Gina said...
This comment has been removed by the author.
Charles said...

My parents were married at my grandparents house, but the county did wave the three day wait so they could get married right away in Washington State. Then the county messed up the recording, so there are two marriage certificates for my parents and another couple in the same situation. In Washington marriage records were county records till in the 1950s.
I have also been transcribing marriage records for the Washington Digital Archives and there are several that had the three day wait waved for various reasons.

Peggy said...

Has Wanda checked with the local office where the certificate was issued? It may only be that these particular records are not on familysearch or ancestry.

David said...

Well there's one word to describe what happened with the couple Gina described: bigamy. As long as the decree absolute (or local equivalent) had not been issued then the original couple were still married and there would likely have been a good deal of legal trouble had the military member in question been killed during WWII and his "widow" tried to claim a military widow's pension for example.

BTW the three day wait was not waved, it was waived. Waving the three day wait would have meant bringing a copy of the law to the couple and moving it backwards and forwards when facing in their general direction. Removing the necessity of a formality is a waiver.

Unknown said...

My parents met at Davis-Montham Air Force base during WWII. They were both in the Army-Air Force. They got a marriage license from the County Clerk, Pima county, AZ on 20 Apr 1945. They were married 1 May 1945 by Chaplin Murdock on the Davis-Montham Air Force base. I don't know if they were required to do this, but they did.

Sharon said...

Sounds like a good question for Judy Russell.

Jane Bonny said...

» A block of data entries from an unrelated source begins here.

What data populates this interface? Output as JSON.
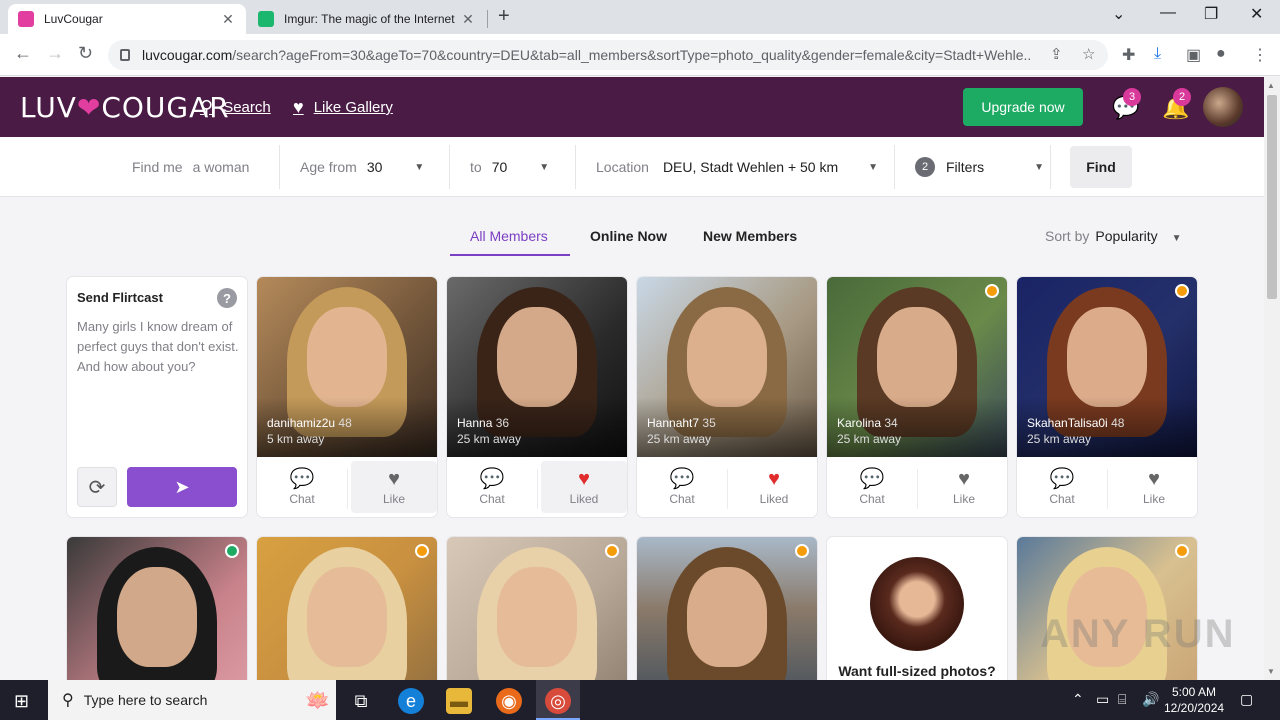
{
  "browser": {
    "tabs": [
      {
        "title": "LuvCougar",
        "active": true
      },
      {
        "title": "Imgur: The magic of the Internet",
        "active": false
      }
    ],
    "close_glyph": "✕",
    "new_tab_glyph": "+",
    "url_host": "luvcougar.com",
    "url_path": "/search?ageFrom=30&ageTo=70&country=DEU&tab=all_members&sortType=photo_quality&gender=female&city=Stadt+Wehle..."
  },
  "header": {
    "logo_left": "LUV",
    "logo_heart": "❤",
    "logo_right": "COUGAR",
    "search_label": "Search",
    "like_gallery_label": "Like Gallery",
    "upgrade_label": "Upgrade now",
    "messages_badge": "3",
    "notifications_badge": "2"
  },
  "filters": {
    "find_me_label": "Find me",
    "find_me_value": "a woman",
    "age_from_label": "Age from",
    "age_from_value": "30",
    "age_to_label": "to",
    "age_to_value": "70",
    "location_label": "Location",
    "location_value": "DEU, Stadt Wehlen + 50 km",
    "filters_count": "2",
    "filters_label": "Filters",
    "find_label": "Find"
  },
  "member_tabs": [
    "All Members",
    "Online Now",
    "New Members"
  ],
  "sort": {
    "label": "Sort by",
    "value": "Popularity"
  },
  "flirtcast": {
    "title": "Send Flirtcast",
    "help": "?",
    "text": "Many girls I know dream of perfect guys that don't exist. And how about you?"
  },
  "actions": {
    "chat": "Chat",
    "like": "Like",
    "liked": "Liked"
  },
  "profiles": [
    {
      "name": "danihamiz2u",
      "age": "48",
      "distance": "5 km away",
      "liked": false,
      "status": "none"
    },
    {
      "name": "Hanna",
      "age": "36",
      "distance": "25 km away",
      "liked": true,
      "status": "none"
    },
    {
      "name": "Hannaht7",
      "age": "35",
      "distance": "25 km away",
      "liked": true,
      "status": "none"
    },
    {
      "name": "Karolina",
      "age": "34",
      "distance": "25 km away",
      "liked": false,
      "status": "away"
    },
    {
      "name": "SkahanTalisa0i",
      "age": "48",
      "distance": "25 km away",
      "liked": false,
      "status": "away"
    }
  ],
  "promo_text": "Want full-sized photos?",
  "watermark": "ANY RUN",
  "taskbar": {
    "search_placeholder": "Type here to search",
    "time": "5:00 AM",
    "date": "12/20/2024"
  },
  "colors": {
    "brand": "#4a1b45",
    "accent": "#7b3fc4",
    "upgrade": "#1daa63",
    "liked": "#e02c2c",
    "away": "#f59c0a",
    "online": "#1daa63"
  }
}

My own parents and my in-laws were married on military bases during WWII, one in Texas, the other in Alabama. Neither one is on either or FamilySearch; not everything is online. The records themselves, however, are available in the counties in which they married. I got my copies about 15 years ago, one in person and the other via a telephone call followed by a letter. The only problem I had in San Antonio, Bexar County, Texas was that their version of a certified copy was to type in the information which provided an opportunity to create errors, at which they succeeded. I found that the uncertified version, without mistakes, was better since it was just a copy.